- Problem to work on:
All entries must be set down once more, precisely as given.

Dataset items
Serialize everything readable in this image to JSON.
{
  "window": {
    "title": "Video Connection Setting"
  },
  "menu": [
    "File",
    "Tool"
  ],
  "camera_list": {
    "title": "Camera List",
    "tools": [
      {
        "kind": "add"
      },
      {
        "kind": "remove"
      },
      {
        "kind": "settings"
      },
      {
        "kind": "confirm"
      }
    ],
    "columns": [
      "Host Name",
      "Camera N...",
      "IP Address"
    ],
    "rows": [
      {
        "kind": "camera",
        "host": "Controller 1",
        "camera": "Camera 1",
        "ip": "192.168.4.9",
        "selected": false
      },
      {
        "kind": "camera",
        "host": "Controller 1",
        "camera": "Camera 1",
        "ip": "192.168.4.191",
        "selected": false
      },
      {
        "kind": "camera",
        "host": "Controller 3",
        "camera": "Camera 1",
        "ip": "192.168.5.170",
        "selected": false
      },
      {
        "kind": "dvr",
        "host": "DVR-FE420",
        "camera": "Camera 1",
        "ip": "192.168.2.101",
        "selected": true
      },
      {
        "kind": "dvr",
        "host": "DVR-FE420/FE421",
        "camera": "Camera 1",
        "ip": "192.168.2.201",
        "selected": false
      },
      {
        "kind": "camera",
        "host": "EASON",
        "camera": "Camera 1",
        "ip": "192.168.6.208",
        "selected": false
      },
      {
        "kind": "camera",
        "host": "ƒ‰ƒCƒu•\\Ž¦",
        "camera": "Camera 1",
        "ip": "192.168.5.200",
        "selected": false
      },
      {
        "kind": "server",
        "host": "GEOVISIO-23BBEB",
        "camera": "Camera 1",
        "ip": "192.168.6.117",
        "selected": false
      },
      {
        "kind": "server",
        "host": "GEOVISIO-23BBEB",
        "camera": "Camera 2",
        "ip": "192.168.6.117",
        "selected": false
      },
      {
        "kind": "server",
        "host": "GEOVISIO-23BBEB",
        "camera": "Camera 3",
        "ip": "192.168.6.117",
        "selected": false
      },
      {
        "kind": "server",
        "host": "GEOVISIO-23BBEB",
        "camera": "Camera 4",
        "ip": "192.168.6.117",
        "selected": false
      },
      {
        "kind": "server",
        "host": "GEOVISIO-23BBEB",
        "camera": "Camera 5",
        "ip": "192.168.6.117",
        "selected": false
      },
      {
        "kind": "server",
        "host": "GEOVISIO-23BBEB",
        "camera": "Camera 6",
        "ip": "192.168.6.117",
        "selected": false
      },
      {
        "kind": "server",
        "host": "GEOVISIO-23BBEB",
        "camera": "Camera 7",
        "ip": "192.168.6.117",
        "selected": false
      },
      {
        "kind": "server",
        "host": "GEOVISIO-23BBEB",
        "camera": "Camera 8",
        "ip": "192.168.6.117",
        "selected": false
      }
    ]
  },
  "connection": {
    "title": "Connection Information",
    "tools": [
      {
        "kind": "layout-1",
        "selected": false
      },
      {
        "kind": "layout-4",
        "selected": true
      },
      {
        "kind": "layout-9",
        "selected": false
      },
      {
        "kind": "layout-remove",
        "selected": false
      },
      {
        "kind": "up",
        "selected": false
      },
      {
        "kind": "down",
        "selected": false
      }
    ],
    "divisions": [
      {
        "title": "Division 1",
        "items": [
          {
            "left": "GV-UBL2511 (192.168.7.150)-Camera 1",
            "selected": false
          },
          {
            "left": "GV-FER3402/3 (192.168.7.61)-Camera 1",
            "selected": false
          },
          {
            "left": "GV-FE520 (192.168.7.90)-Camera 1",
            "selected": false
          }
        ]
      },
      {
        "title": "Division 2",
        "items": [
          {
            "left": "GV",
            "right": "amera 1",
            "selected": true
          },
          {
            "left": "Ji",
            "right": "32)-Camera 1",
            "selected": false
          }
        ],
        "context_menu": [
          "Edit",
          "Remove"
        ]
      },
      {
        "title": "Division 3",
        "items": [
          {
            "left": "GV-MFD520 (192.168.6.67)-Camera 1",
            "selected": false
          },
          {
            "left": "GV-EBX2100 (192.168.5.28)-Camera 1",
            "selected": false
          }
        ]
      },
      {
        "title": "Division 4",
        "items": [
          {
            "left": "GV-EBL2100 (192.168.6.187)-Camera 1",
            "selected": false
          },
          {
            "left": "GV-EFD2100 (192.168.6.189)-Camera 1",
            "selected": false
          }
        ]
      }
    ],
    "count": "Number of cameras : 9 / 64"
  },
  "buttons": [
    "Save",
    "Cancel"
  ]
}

- Task output:
Serialize everything readable in this image to JSON.
{
  "window": {
    "title": "Video Connection Setting"
  },
  "menu": [
    "File",
    "Tool"
  ],
  "camera_list": {
    "title": "Camera List",
    "tools": [
      {
        "kind": "add"
      },
      {
        "kind": "remove"
      },
      {
        "kind": "settings"
      },
      {
        "kind": "confirm"
      }
    ],
    "columns": [
      "Host Name",
      "Camera N...",
      "IP Address"
    ],
    "rows": [
      {
        "kind": "camera",
        "host": "Controller 1",
        "camera": "Camera 1",
        "ip": "192.168.4.9",
        "selected": false
      },
      {
        "kind": "camera",
        "host": "Controller 1",
        "camera": "Camera 1",
        "ip": "192.168.4.191",
        "selected": false
      },
      {
        "kind": "camera",
        "host": "Controller 3",
        "camera": "Camera 1",
        "ip": "192.168.5.170",
        "selected": false
      },
      {
        "kind": "dvr",
        "host": "DVR-FE420",
        "camera": "Camera 1",
        "ip": "192.168.2.101",
        "selected": true
      },
      {
        "kind": "dvr",
        "host": "DVR-FE420/FE421",
        "camera": "Camera 1",
        "ip": "192.168.2.201",
        "selected": false
      },
      {
        "kind": "camera",
        "host": "EASON",
        "camera": "Camera 1",
        "ip": "192.168.6.208",
        "selected": false
      },
      {
        "kind": "camera",
        "host": "ƒ‰ƒCƒu•\\Ž¦",
        "camera": "Camera 1",
        "ip": "192.168.5.200",
        "selected": false
      },
      {
        "kind": "server",
        "host": "GEOVISIO-23BBEB",
        "camera": "Camera 1",
        "ip": "192.168.6.117",
        "selected": false
      },
      {
        "kind": "server",
        "host": "GEOVISIO-23BBEB",
        "camera": "Camera 2",
        "ip": "192.168.6.117",
        "selected": false
      },
      {
        "kind": "server",
        "host": "GEOVISIO-23BBEB",
        "camera": "Camera 3",
        "ip": "192.168.6.117",
        "selected": false
      },
      {
        "kind": "server",
        "host": "GEOVISIO-23BBEB",
        "camera": "Camera 4",
        "ip": "192.168.6.117",
        "selected": false
      },
      {
        "kind": "server",
        "host": "GEOVISIO-23BBEB",
        "camera": "Camera 5",
        "ip": "192.168.6.117",
        "selected": false
      },
      {
        "kind": "server",
        "host": "GEOVISIO-23BBEB",
        "camera": "Camera 6",
        "ip": "192.168.6.117",
        "selected": false
      },
      {
        "kind": "server",
        "host": "GEOVISIO-23BBEB",
        "camera": "Camera 7",
        "ip": "192.168.6.117",
        "selected": false
      },
      {
        "kind": "server",
        "host": "GEOVISIO-23BBEB",
        "camera": "Camera 8",
        "ip": "192.168.6.117",
        "selected": false
      }
    ]
  },
  "connection": {
    "title": "Connection Information",
    "tools": [
      {
        "kind": "layout-1",
        "selected": false
      },
      {
        "kind": "layout-4",
        "selected": true
      },
      {
        "kind": "layout-9",
        "selected": false
      },
      {
        "kind": "layout-remove",
        "selected": false
      },
      {
        "kind": "up",
        "selected": false
      },
      {
        "kind": "down",
        "selected": false
      }
    ],
    "divisions": [
      {
        "title": "Division 1",
        "items": [
          {
            "left": "GV-UBL2511 (192.168.7.150)-Camera 1",
            "selected": false
          },
          {
            "left": "GV-FER3402/3 (192.168.7.61)-Camera 1",
            "selected": false
          },
          {
            "left": "GV-FE520 (192.168.7.90)-Camera 1",
            "selected": false
          }
        ]
      },
      {
        "title": "Division 2",
        "items": [
          {
            "left": "GV",
            "right": "amera 1",
            "selected": true
          },
          {
            "left": "Ji",
            "right": "32)-Camera 1",
            "selected": false
          }
        ],
        "context_menu": [
          "Edit",
          "Remove"
        ]
      },
      {
        "title": "Division 3",
        "items": [
          {
            "left": "GV-MFD520 (192.168.6.67)-Camera 1",
            "selected": false
          },
          {
            "left": "GV-EBX2100 (192.168.5.28)-Camera 1",
            "selected": false
          }
        ]
      },
      {
        "title": "Division 4",
        "items": [
          {
            "left": "GV-EBL2100 (192.168.6.187)-Camera 1",
            "selected": false
          },
          {
            "left": "GV-EFD2100 (192.168.6.189)-Camera 1",
            "selected": false
          }
        ]
      }
    ],
    "count": "Number of cameras : 9 / 64"
  },
  "buttons": [
    "Save",
    "Cancel"
  ]
}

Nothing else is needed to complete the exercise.